> [PROBLEM STATEMENT]
Which lines of the records below contain the word "virus"? Show each one.

> [MATERIAL SHOWN]

####################

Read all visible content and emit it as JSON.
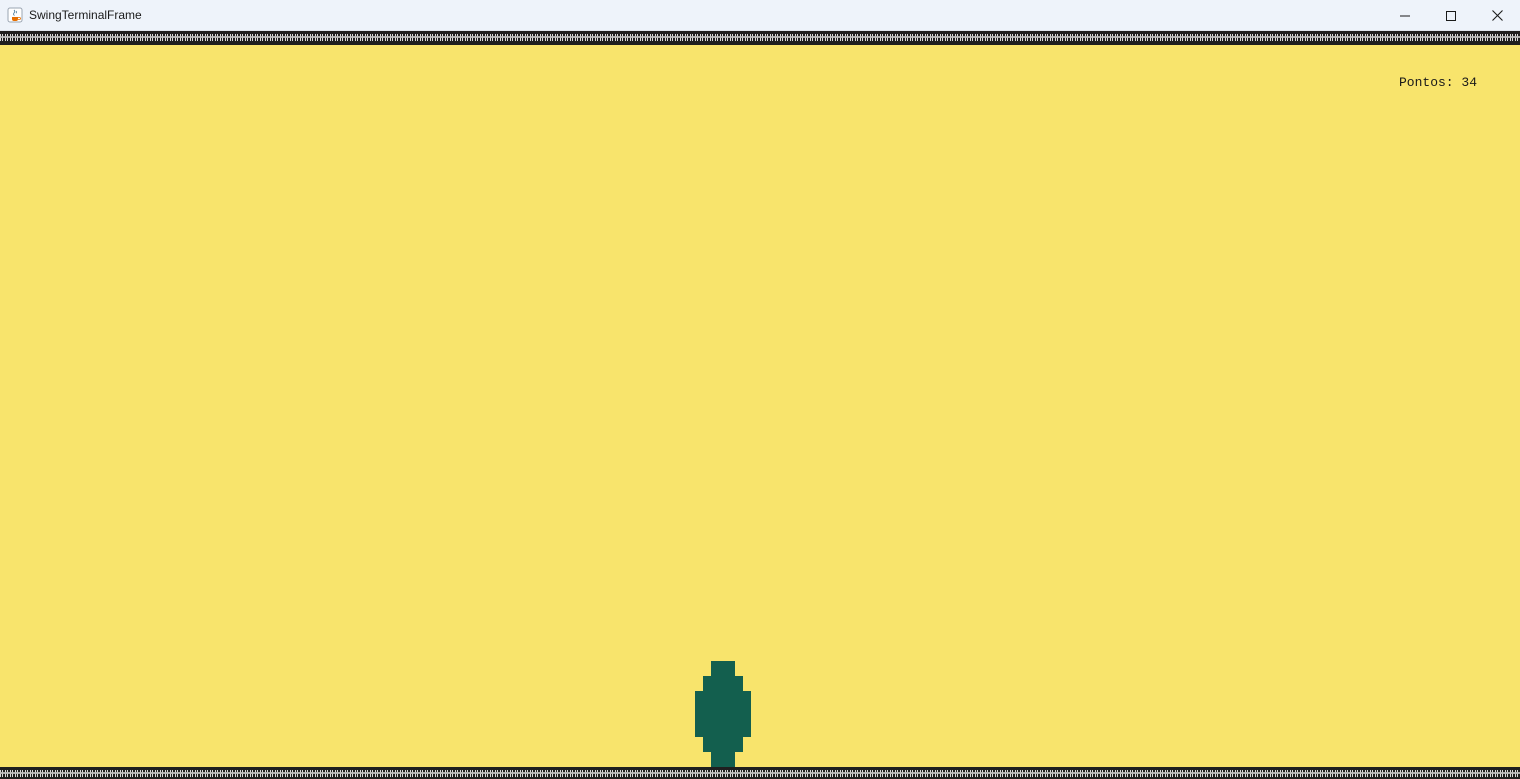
{
  "window": {
    "title": "SwingTerminalFrame",
    "icon": "java-coffee-icon",
    "controls": {
      "minimize": "minimize-icon",
      "maximize": "maximize-icon",
      "close": "close-icon"
    }
  },
  "game": {
    "background_color": "#f8e46c",
    "border_char": "#",
    "score": {
      "label": "Pontos:",
      "value": "34"
    },
    "player": {
      "sprite": "player-sprite",
      "color": "#135f4e"
    }
  }
}
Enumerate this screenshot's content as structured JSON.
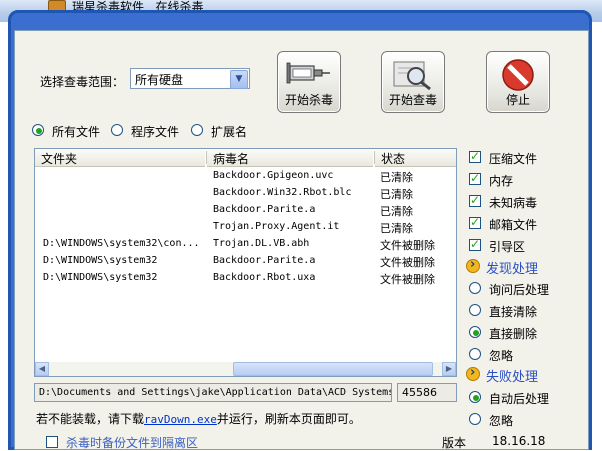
{
  "title": {
    "app": "瑞星杀毒软件",
    "sub": "在线杀毒"
  },
  "scan_scope": {
    "label": "选择查毒范围：",
    "value": "所有硬盘"
  },
  "buttons": {
    "start_kill": "开始杀毒",
    "start_scan": "开始查毒",
    "stop": "停止"
  },
  "file_types": {
    "all": "所有文件",
    "program": "程序文件",
    "ext": "扩展名",
    "selected": "all"
  },
  "table": {
    "headers": [
      "文件夹",
      "病毒名",
      "状态"
    ],
    "rows": [
      {
        "folder": "",
        "virus": "Backdoor.Gpigeon.uvc",
        "status": "已清除"
      },
      {
        "folder": "",
        "virus": "Backdoor.Win32.Rbot.blc",
        "status": "已清除"
      },
      {
        "folder": "",
        "virus": "Backdoor.Parite.a",
        "status": "已清除"
      },
      {
        "folder": "",
        "virus": "Trojan.Proxy.Agent.it",
        "status": "已清除"
      },
      {
        "folder": "D:\\WINDOWS\\system32\\con...",
        "virus": "Trojan.DL.VB.abh",
        "status": "文件被删除"
      },
      {
        "folder": "D:\\WINDOWS\\system32",
        "virus": "Backdoor.Parite.a",
        "status": "文件被删除"
      },
      {
        "folder": "D:\\WINDOWS\\system32",
        "virus": "Backdoor.Rbot.uxa",
        "status": "文件被删除"
      }
    ]
  },
  "status_bar": {
    "path": "D:\\Documents and Settings\\jake\\Application Data\\ACD Systems",
    "count": "45586"
  },
  "options": {
    "checks": [
      {
        "label": "压缩文件",
        "checked": true
      },
      {
        "label": "内存",
        "checked": true
      },
      {
        "label": "未知病毒",
        "checked": true
      },
      {
        "label": "邮箱文件",
        "checked": true
      },
      {
        "label": "引导区",
        "checked": true
      }
    ],
    "found_title": "发现处理",
    "found_options": [
      {
        "label": "询问后处理",
        "checked": false
      },
      {
        "label": "直接清除",
        "checked": false
      },
      {
        "label": "直接删除",
        "checked": true
      },
      {
        "label": "忽略",
        "checked": false
      }
    ],
    "fail_title": "失败处理",
    "fail_options": [
      {
        "label": "自动后处理",
        "checked": true
      },
      {
        "label": "忽略",
        "checked": false
      }
    ]
  },
  "notice": {
    "before": "若不能装载，请下载",
    "link": "ravDown.exe",
    "after": "并运行，刷新本页面即可。"
  },
  "bottom": {
    "left": "杀毒时备份文件到隔离区",
    "right_label": "版本",
    "right_value": "18.16.18"
  },
  "colors": {
    "frame": "#1f55b4",
    "accent_section": "#2a4fc4",
    "stop_red": "#d83a2e"
  }
}
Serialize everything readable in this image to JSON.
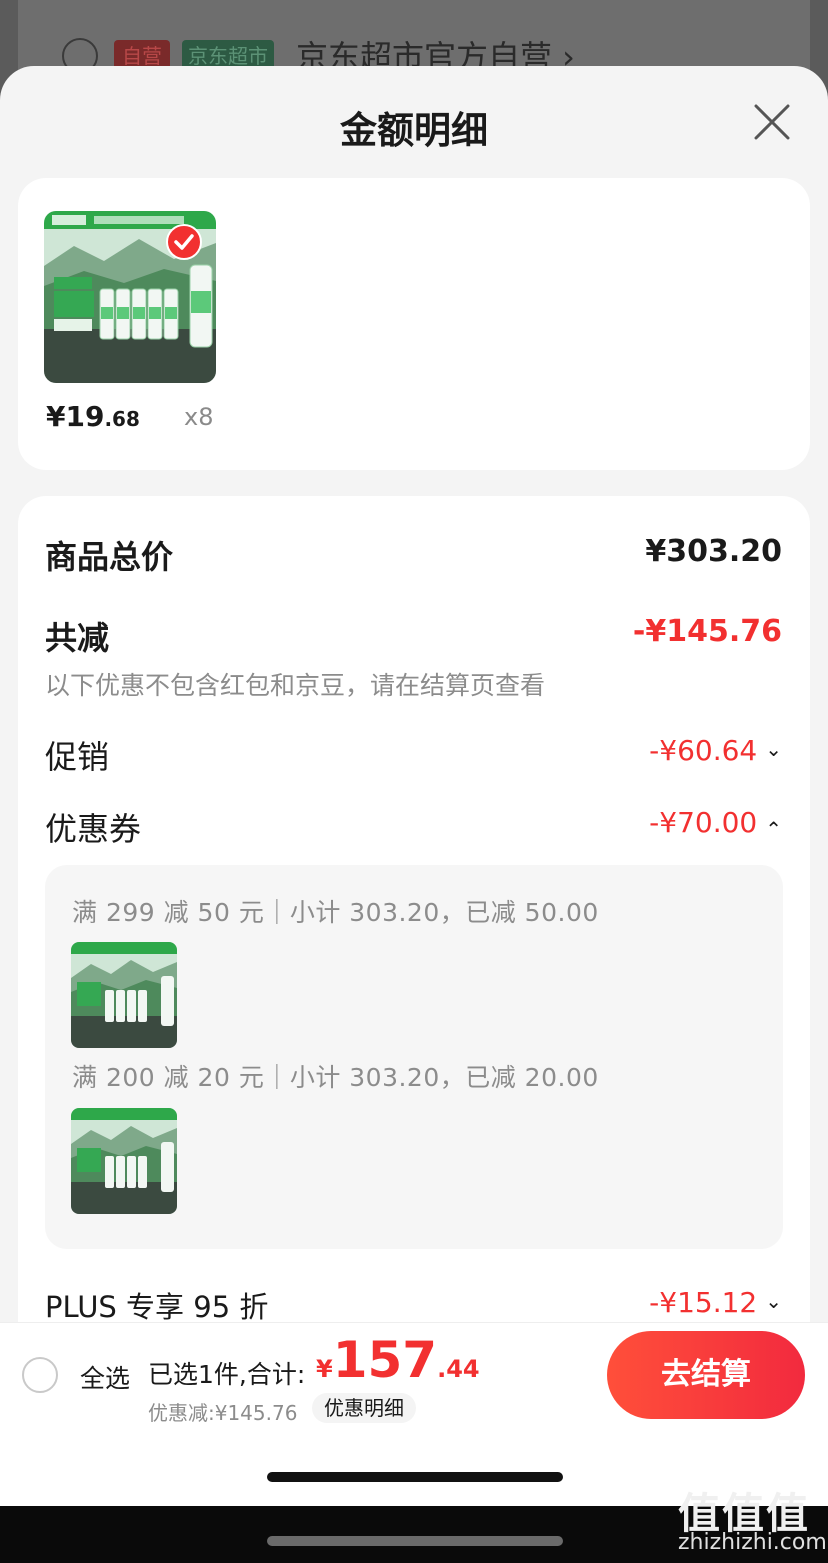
{
  "background_header": {
    "tag_self": "自营",
    "tag_market": "京东超市",
    "store_name": "京东超市官方自营 ›"
  },
  "sheet": {
    "title": "金额明细",
    "close_icon": "close-icon"
  },
  "product": {
    "price_int": "¥19",
    "price_dec": ".68",
    "quantity": "x8",
    "selected": true
  },
  "summary": {
    "total_label": "商品总价",
    "total_value": "¥303.20",
    "reduce_label": "共减",
    "reduce_value": "-¥145.76",
    "note": "以下优惠不包含红包和京豆，请在结算页查看",
    "promo_label": "促销",
    "promo_value": "-¥60.64",
    "coupon_label": "优惠券",
    "coupon_value": "-¥70.00",
    "plus_label": "PLUS 专享 95 折",
    "plus_value": "-¥15.12"
  },
  "coupons": [
    {
      "text": "满 299 减 50 元｜小计 303.20，已减 50.00"
    },
    {
      "text": "满 200 减 20 元｜小计 303.20，已减 20.00"
    }
  ],
  "bottom_bar": {
    "select_all": "全选",
    "selected_text": "已选1件,合计:",
    "currency": "¥",
    "total_int": "157",
    "total_dec": ".44",
    "discount_text": "优惠减:¥145.76",
    "detail_chip": "优惠明细",
    "checkout": "去结算"
  },
  "watermark": {
    "logo": "值值值",
    "url": "zhizhizhi.com"
  },
  "colors": {
    "accent_red": "#f23030",
    "sheet_bg": "#f4f4f4",
    "card_bg": "#ffffff"
  }
}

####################

> [RESPONSE AREA]
        "virus": "Backdoor.Gpigeon.uvc",
        "virus": "Backdoor.Win32.Rbot.blc",
        "virus": "Backdoor.Parite.a",
        "virus": "Trojan.Proxy.Agent.it",
        "virus": "Trojan.DL.VB.abh",
        "virus": "Backdoor.Parite.a",
        "virus": "Backdoor.Rbot.uxa",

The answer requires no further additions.